Gather up every line from the entries below that uses the word "판매가격".
Segment Start: Data for the task
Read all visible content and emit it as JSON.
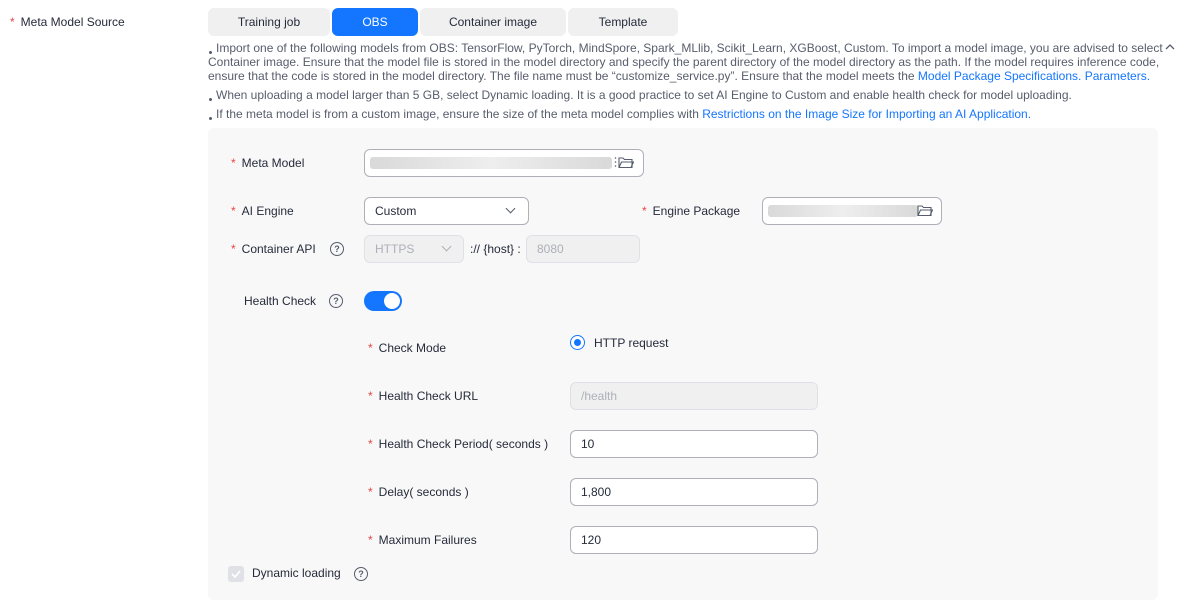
{
  "source": {
    "label": "Meta Model Source",
    "tabs": [
      "Training job",
      "OBS",
      "Container image",
      "Template"
    ],
    "active_tab": "OBS"
  },
  "tips": {
    "t1_text": "Import one of the following models from OBS: TensorFlow, PyTorch, MindSpore, Spark_MLlib, Scikit_Learn, XGBoost, Custom. To import a model image, you are advised to select Container image. Ensure that the model file is stored in the model directory and specify the parent directory of the model directory as the path. If the model requires inference code, ensure that the code is stored in the model directory. The file name must be “customize_service.py”. Ensure that the model meets the ",
    "t1_link1": "Model Package Specifications.",
    "t1_link2": "Parameters.",
    "t2_text": "When uploading a model larger than 5 GB, select Dynamic loading. It is a good practice to set AI Engine to Custom and enable health check for model uploading.",
    "t3_text": "If the meta model is from a custom image, ensure the size of the meta model complies with ",
    "t3_link": "Restrictions on the Image Size for Importing an AI Application."
  },
  "form": {
    "meta_model_label": "Meta Model",
    "ai_engine_label": "AI Engine",
    "ai_engine_value": "Custom",
    "engine_package_label": "Engine Package",
    "container_api_label": "Container API",
    "protocol_value": "HTTPS",
    "host_text": ":// {host} :",
    "port_value": "8080",
    "health_check_label": "Health Check",
    "health_check_enabled": true,
    "check_mode_label": "Check Mode",
    "check_mode_option": "HTTP request",
    "health_url_label": "Health Check URL",
    "health_url_value": "/health",
    "period_label": "Health Check Period( seconds )",
    "period_value": "10",
    "delay_label": "Delay( seconds )",
    "delay_value": "1,800",
    "max_failures_label": "Maximum Failures",
    "max_failures_value": "120",
    "dynamic_loading_label": "Dynamic loading"
  },
  "colors": {
    "accent": "#1476ff",
    "required": "#e54545",
    "panel": "#f8f8f8"
  },
  "icons": [
    "folder-icon",
    "chevron-down-icon",
    "help-icon",
    "chevron-up-icon",
    "check-icon"
  ]
}
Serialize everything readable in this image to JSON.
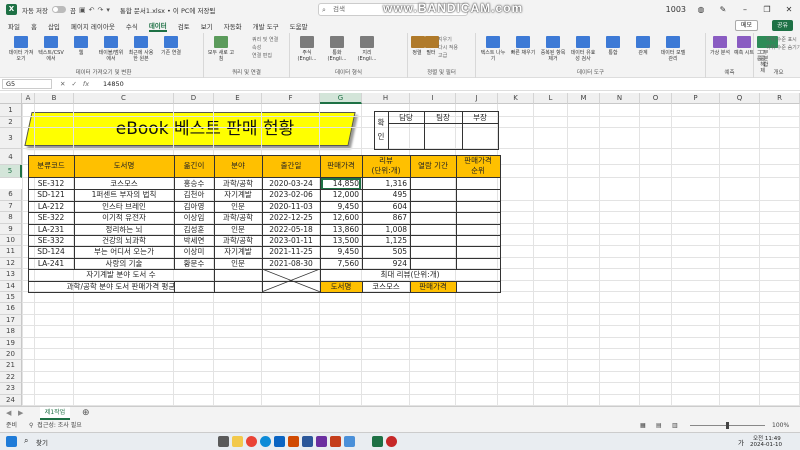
{
  "window": {
    "autosave_label": "자동 저장",
    "autosave_state": "끔",
    "file_title": "통합 문서1.xlsx • 이 PC에 저장됨",
    "search_placeholder": "검색",
    "watermark": "www.BANDICAM.com",
    "user_count": "1003",
    "memo_label": "메모",
    "share_label": "공유"
  },
  "ribbon_tabs": [
    "파일",
    "홈",
    "삽입",
    "페이지 레이아웃",
    "수식",
    "데이터",
    "검토",
    "보기",
    "자동화",
    "개발 도구",
    "도움말"
  ],
  "active_tab": "데이터",
  "ribbon": {
    "groups": [
      {
        "label": "데이터 가져오기 및 변환",
        "items": [
          "데이터 가져오기",
          "텍스트/CSV에서",
          "웹",
          "테이블/범위에서",
          "최근에 사용한 원본",
          "기존 연결"
        ]
      },
      {
        "label": "쿼리 및 연결",
        "items": [
          "모두 새로 고침"
        ],
        "small": [
          "쿼리 및 연결",
          "속성",
          "연결 편집"
        ]
      },
      {
        "label": "데이터 형식",
        "items": [
          "주식 (Engli...",
          "통화 (Engli...",
          "지리 (Engli..."
        ]
      },
      {
        "label": "정렬 및 필터",
        "items": [
          "정렬",
          "필터"
        ],
        "small": [
          "지우기",
          "다시 적용",
          "고급"
        ]
      },
      {
        "label": "데이터 도구",
        "items": [
          "텍스트 나누기",
          "빠른 채우기",
          "중복된 항목 제거",
          "데이터 유효성 검사",
          "통합",
          "관계",
          "데이터 모델 관리"
        ]
      },
      {
        "label": "예측",
        "items": [
          "가상 분석",
          "예측 시트"
        ]
      },
      {
        "label": "개요",
        "items": [
          "그룹",
          "그룹 해제",
          "부분합"
        ],
        "small": [
          "하위 수준 표시",
          "하위 수준 숨기기"
        ]
      }
    ]
  },
  "formula_bar": {
    "name_box": "G5",
    "fx": "fx",
    "value": "14850"
  },
  "columns": [
    "A",
    "B",
    "C",
    "D",
    "E",
    "F",
    "G",
    "H",
    "I",
    "J",
    "K",
    "L",
    "M",
    "N",
    "O",
    "P",
    "Q",
    "R"
  ],
  "selected_column": "G",
  "rows": [
    "1",
    "2",
    "3",
    "4",
    "5",
    "6",
    "7",
    "8",
    "9",
    "10",
    "11",
    "12",
    "13",
    "14",
    "15",
    "16",
    "17",
    "18",
    "19",
    "20",
    "21",
    "22",
    "23",
    "24",
    "25"
  ],
  "selected_row": "5",
  "sheet": {
    "title": "eBook 베스트 판매 현황",
    "approval": {
      "side_label": "확\n인",
      "side_top": "확",
      "side_bottom": "인",
      "headers": [
        "담당",
        "팀장",
        "부장"
      ]
    },
    "headers": [
      "분류코드",
      "도서명",
      "옮긴이",
      "분야",
      "출간일",
      "판매가격",
      "리뷰\n(단위:개)",
      "열람 기간",
      "판매가격\n순위"
    ],
    "header_review_top": "리뷰",
    "header_review_bottom": "(단위:개)",
    "header_rank_top": "판매가격",
    "header_rank_bottom": "순위",
    "data": [
      [
        "SE-312",
        "코스모스",
        "홍승수",
        "과학/공학",
        "2020-03-24",
        "14,850",
        "1,316"
      ],
      [
        "SD-121",
        "1퍼센트 부자의 법칙",
        "김천아",
        "자기계발",
        "2023-02-06",
        "12,000",
        "495"
      ],
      [
        "LA-212",
        "인스타 브레인",
        "김아영",
        "인문",
        "2020-11-03",
        "9,450",
        "604"
      ],
      [
        "SE-322",
        "이기적 유전자",
        "이상임",
        "과학/공학",
        "2022-12-25",
        "12,600",
        "867"
      ],
      [
        "LA-231",
        "정리하는 뇌",
        "김성훈",
        "인문",
        "2022-05-18",
        "13,860",
        "1,008"
      ],
      [
        "SE-332",
        "건강의 뇌과학",
        "박세연",
        "과학/공학",
        "2023-01-11",
        "13,500",
        "1,125"
      ],
      [
        "SD-124",
        "부는 어디서 오는가",
        "이상미",
        "자기계발",
        "2021-11-25",
        "9,450",
        "505"
      ],
      [
        "LA-241",
        "사랑의 기술",
        "황문수",
        "인문",
        "2021-08-30",
        "7,560",
        "924"
      ]
    ],
    "summary": {
      "row13_label": "자기계발 분야 도서 수",
      "row14_label": "과학/공학 분야 도서 판매가격 평균",
      "max_review_label": "최대 리뷰(단위:개)",
      "book_name_label": "도서명",
      "book_name_value": "코스모스",
      "price_label": "판매가격"
    }
  },
  "sheet_tab": "제1작업",
  "status": {
    "ready": "준비",
    "accessibility": "접근성: 조사 필요",
    "zoom": "100%"
  },
  "taskbar": {
    "search": "찾기",
    "time": "오전 11:49",
    "date": "2024-01-10",
    "lang": "가"
  },
  "colors": {
    "accent": "#1e7145",
    "header_fill": "#ffc000",
    "banner": "#ffff00"
  }
}
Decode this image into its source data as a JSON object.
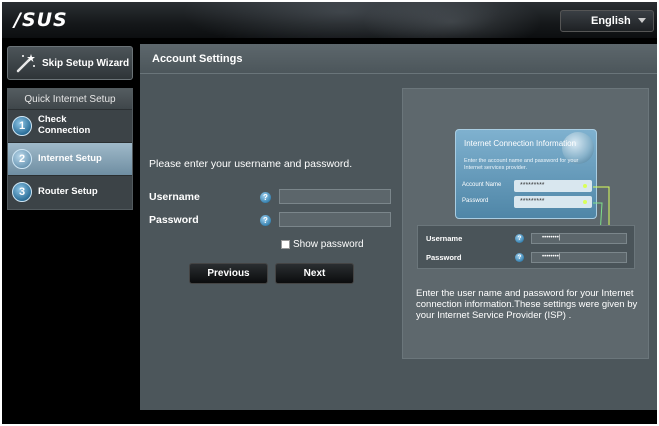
{
  "header": {
    "logo": "/SUS",
    "language": "English"
  },
  "sidebar": {
    "skip_wizard": "Skip Setup Wizard",
    "section_title": "Quick Internet Setup",
    "steps": [
      {
        "num": "1",
        "label_line1": "Check",
        "label_line2": "Connection",
        "active": false
      },
      {
        "num": "2",
        "label_line1": "Internet Setup",
        "label_line2": "",
        "active": true
      },
      {
        "num": "3",
        "label_line1": "Router Setup",
        "label_line2": "",
        "active": false
      }
    ]
  },
  "main": {
    "title": "Account Settings",
    "prompt": "Please enter your username and password.",
    "username_label": "Username",
    "password_label": "Password",
    "help_glyph": "?",
    "username_value": "",
    "password_value": "",
    "show_password_label": "Show password",
    "show_password_checked": false,
    "previous_label": "Previous",
    "next_label": "Next"
  },
  "illustration": {
    "card_title": "Internet Connection Information",
    "card_desc": "Enter the account name and password for your Internet services provider.",
    "account_name_label": "Account Name",
    "password_label": "Password",
    "masked_value_1": "*********",
    "masked_value_2": "*********",
    "mini_username_label": "Username",
    "mini_password_label": "Password",
    "mini_value_1": "••••••••|",
    "mini_value_2": "••••••••|",
    "description": "Enter the user name and password for your Internet connection information.These settings were given by your Internet Service Provider (ISP) ."
  },
  "colors": {
    "accent_active": "#8aa9bd",
    "panel": "#4c565b",
    "highlight": "#d9ff5a"
  }
}
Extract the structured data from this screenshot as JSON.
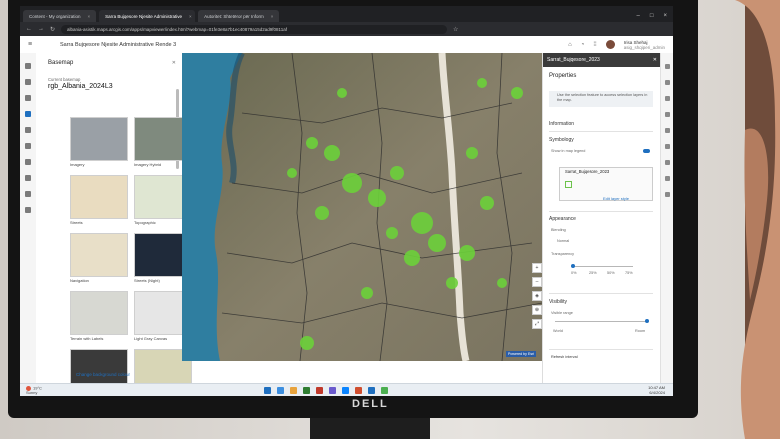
{
  "browser": {
    "tabs": [
      {
        "label": "Content - My organization",
        "active": false
      },
      {
        "label": "Sarra Bujqesore Njesite Administrative",
        "active": true
      },
      {
        "label": "Autoritet: Shtetëror për Inform",
        "active": false
      }
    ],
    "url": "albania-asistik.maps.arcgis.com/apps/mapviewer/index.html?webmap=01fe3e8a7b1ec40879a15d2ad9f0811af"
  },
  "app": {
    "title": "Sarra Bujqesore Njesite Administrative Rende 3",
    "user_name": "Irisa Shehaj",
    "user_sub": "asig_shqiperi_admin"
  },
  "basemap": {
    "title": "Basemap",
    "current_label": "Current basemap",
    "current_name": "rgb_Albania_2024L3",
    "items": [
      {
        "label": "Imagery",
        "color": "#9aa0a6"
      },
      {
        "label": "Imagery Hybrid",
        "color": "#7f8a7e"
      },
      {
        "label": "Streets",
        "color": "#e9dcc0"
      },
      {
        "label": "Topographic",
        "color": "#dfe6d2"
      },
      {
        "label": "Navigation",
        "color": "#e8dfc8"
      },
      {
        "label": "Streets (Night)",
        "color": "#1f2a3a"
      },
      {
        "label": "Terrain with Labels",
        "color": "#d7d8d2"
      },
      {
        "label": "Light Gray Canvas",
        "color": "#e6e6e6"
      },
      {
        "label": "",
        "color": "#3a3a3a"
      },
      {
        "label": "",
        "color": "#d8d6b6"
      }
    ],
    "change_link": "Change background colour"
  },
  "properties": {
    "header": "Sarrat_Bujqesore_2023",
    "title": "Properties",
    "note": "Use the selection feature to access selection layers in the map.",
    "information": "Information",
    "symbology": "Symbology",
    "show_in_legend": "Show in map legend",
    "layer_name": "Sarrat_Bujqesore_2023",
    "edit_style": "Edit layer style",
    "appearance": "Appearance",
    "blending": "Blending",
    "blending_value": "Normal",
    "transparency": "Transparency",
    "transparency_ticks": [
      "0%",
      "25%",
      "50%",
      "75%"
    ],
    "visibility": "Visibility",
    "visible_range": "Visible range",
    "range_left": "World",
    "range_right": "Room",
    "refresh": "Refresh interval"
  },
  "map": {
    "powered": "Powered by Esri"
  },
  "taskbar": {
    "temp": "19°C",
    "weather": "Sunny",
    "time": "10:47 AM",
    "date": "6/4/2024",
    "icon_colors": [
      "#1f6fbf",
      "#3d8fe0",
      "#e8a33d",
      "#2f7d32",
      "#c0392b",
      "#6a5acd",
      "#0a84ff",
      "#d04e2f",
      "#1f6fbf",
      "#4caf50"
    ]
  },
  "monitor": {
    "brand": "DELL"
  }
}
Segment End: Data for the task
Finished task:
      "판매가격",
      "판매가격\n순위"
    "header_rank_top": "판매가격",
      "row14_label": "과학/공학 분야 도서 판매가격 평균",
      "price_label": "판매가격"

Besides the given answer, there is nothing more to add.